My kids are unique.
My oldest is getting shy around people. She takes forever to eat a meal. She has red hair and, at times, the stereotypical temperament to match.
My youngest is daring (though she is still wary of strangers). She is a bottomless pit who cannot eat fast enough. She is easy-going (unless you take her toy or her favorite blanket).
And while these are the observations I make about them, my wife and I are careful not to share them too loudly with our girls. They are at that beautiful age where a parent’s word is beyond questioning. They trust us implicitly.
If my oldest hears me telling someone that she was afraid of the bears at the zoo (she wasn’t, she loved the bears, this is just an example), there is a good chance that at our next bear encounter, she will act afraid. If she hears me telling someone about how differently she and her sister approach food, she might place a greater importance on her eating habits (either thinking that she doesn’t eat enough or that she eats too much) than is healthy.
Even our compliments must fall under some scrutiny. If all we tell our children is that they are cute and adorable, they will likely believe that appearance is all that matters. And so, while we do tell them that they are cute (because they are), we also try to mix in how nice, kind, compassionate, smart, and hard-working they are as well.
At this time, possibly more than any other, we are telling them a story about themselves, one that they believe wholeheartedly.
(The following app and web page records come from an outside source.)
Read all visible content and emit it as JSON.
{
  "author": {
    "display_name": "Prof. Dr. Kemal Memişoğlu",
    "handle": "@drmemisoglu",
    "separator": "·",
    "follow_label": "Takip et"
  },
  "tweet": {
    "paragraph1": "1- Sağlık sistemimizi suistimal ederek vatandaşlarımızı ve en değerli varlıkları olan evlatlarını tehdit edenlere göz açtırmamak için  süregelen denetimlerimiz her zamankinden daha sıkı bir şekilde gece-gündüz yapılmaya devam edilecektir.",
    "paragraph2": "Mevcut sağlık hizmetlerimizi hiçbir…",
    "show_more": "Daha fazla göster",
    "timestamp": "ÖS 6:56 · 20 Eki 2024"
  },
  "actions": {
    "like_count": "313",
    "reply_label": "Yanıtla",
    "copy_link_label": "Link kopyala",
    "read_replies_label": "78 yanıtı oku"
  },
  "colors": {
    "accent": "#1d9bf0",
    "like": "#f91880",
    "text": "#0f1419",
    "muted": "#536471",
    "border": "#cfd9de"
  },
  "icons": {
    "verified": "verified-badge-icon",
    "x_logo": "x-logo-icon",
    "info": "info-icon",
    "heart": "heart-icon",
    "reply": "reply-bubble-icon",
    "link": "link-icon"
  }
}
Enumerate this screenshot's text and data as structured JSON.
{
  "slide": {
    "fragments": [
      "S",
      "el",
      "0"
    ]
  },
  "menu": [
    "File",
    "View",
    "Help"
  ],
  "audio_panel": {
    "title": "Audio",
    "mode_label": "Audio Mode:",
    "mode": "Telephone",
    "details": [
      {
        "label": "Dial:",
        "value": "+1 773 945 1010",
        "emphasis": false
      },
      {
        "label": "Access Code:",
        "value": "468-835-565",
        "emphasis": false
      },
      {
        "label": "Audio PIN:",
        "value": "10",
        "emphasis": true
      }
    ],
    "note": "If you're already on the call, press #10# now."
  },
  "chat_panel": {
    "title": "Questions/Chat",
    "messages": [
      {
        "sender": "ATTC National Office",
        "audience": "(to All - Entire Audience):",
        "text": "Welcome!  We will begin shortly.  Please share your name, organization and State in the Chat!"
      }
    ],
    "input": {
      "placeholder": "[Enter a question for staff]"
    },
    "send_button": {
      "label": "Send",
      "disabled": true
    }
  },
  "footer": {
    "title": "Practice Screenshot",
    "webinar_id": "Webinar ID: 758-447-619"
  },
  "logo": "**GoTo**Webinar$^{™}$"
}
They will become the characters that we describe them to be. And so we must be careful how we describe them. Especially to themselves.